_Assigned task:_
From the records below, copy the lines that include "icon".

BEGIN

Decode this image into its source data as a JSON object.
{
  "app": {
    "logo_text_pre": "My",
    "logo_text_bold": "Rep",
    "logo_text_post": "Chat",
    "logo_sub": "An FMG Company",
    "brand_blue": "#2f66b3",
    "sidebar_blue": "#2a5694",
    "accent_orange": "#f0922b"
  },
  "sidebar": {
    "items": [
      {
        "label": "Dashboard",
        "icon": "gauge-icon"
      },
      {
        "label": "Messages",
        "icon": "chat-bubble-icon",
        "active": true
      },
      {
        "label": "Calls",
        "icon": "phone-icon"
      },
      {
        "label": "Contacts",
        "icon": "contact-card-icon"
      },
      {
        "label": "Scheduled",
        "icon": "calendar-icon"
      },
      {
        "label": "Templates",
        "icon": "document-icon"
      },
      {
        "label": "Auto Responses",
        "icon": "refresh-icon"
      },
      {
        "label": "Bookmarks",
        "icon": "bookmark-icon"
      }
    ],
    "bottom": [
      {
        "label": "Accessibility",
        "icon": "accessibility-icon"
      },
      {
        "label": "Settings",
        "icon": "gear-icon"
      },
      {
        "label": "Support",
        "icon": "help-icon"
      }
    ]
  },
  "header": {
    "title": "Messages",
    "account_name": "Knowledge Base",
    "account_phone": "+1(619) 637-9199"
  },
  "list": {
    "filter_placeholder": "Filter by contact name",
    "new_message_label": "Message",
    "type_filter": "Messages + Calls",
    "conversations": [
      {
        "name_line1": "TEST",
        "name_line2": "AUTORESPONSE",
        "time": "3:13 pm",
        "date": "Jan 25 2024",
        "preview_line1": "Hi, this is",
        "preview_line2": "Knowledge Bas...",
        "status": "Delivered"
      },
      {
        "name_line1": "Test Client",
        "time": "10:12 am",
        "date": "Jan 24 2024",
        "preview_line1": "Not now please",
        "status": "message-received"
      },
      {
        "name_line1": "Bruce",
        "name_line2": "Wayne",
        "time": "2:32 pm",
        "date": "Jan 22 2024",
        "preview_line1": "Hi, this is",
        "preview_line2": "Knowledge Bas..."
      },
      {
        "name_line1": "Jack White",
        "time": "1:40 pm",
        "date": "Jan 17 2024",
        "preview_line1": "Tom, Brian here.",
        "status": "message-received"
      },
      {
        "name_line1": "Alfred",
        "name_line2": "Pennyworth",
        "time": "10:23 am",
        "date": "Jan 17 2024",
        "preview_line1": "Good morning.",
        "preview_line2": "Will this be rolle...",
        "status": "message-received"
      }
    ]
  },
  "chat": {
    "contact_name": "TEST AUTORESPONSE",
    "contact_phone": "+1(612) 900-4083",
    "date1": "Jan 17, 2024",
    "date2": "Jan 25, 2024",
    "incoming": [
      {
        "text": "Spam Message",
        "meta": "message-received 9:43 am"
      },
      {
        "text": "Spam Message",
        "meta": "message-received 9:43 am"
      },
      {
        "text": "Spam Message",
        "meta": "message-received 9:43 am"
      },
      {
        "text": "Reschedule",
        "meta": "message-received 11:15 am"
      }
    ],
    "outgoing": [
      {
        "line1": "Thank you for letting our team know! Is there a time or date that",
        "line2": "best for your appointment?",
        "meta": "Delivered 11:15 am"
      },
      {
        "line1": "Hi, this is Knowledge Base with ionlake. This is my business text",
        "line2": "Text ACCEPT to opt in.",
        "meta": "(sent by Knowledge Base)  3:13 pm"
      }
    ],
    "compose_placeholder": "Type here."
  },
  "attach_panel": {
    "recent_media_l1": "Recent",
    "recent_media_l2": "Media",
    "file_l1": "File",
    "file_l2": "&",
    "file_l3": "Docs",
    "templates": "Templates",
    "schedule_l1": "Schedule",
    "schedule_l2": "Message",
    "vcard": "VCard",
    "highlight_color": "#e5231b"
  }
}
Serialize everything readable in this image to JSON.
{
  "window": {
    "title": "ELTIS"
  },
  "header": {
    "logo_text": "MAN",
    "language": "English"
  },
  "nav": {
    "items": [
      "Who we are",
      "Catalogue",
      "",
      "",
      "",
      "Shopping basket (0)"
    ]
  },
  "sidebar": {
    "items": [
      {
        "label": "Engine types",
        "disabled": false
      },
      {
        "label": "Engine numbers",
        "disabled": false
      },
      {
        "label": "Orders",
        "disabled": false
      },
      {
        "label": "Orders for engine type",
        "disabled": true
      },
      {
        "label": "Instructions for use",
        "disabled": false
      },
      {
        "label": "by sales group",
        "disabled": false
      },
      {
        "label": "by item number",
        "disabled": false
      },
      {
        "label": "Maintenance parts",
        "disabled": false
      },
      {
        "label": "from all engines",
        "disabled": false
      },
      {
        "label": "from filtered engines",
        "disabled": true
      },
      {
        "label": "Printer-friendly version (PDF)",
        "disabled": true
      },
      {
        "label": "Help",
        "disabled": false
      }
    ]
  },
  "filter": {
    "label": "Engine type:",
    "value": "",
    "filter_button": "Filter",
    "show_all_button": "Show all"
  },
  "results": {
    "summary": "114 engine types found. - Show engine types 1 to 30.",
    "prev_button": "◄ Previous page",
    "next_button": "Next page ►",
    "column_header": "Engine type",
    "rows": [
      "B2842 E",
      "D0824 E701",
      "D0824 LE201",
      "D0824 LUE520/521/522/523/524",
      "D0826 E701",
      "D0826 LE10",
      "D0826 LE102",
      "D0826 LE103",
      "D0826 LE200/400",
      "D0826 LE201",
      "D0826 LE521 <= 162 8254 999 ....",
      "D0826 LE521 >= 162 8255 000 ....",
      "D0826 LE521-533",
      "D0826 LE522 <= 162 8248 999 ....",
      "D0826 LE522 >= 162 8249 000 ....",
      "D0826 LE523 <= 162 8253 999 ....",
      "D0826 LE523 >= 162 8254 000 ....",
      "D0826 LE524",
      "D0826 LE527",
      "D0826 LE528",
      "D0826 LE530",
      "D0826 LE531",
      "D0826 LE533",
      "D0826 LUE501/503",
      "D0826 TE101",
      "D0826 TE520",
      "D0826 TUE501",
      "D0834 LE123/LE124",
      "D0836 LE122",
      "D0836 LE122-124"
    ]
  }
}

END

_Task answer:_
        "icon": "gauge-icon"
        "icon": "chat-bubble-icon",
        "icon": "phone-icon"
        "icon": "contact-card-icon"
        "icon": "calendar-icon"
        "icon": "document-icon"
        "icon": "refresh-icon"
        "icon": "bookmark-icon"
        "icon": "accessibility-icon"
        "icon": "gear-icon"
        "icon": "help-icon"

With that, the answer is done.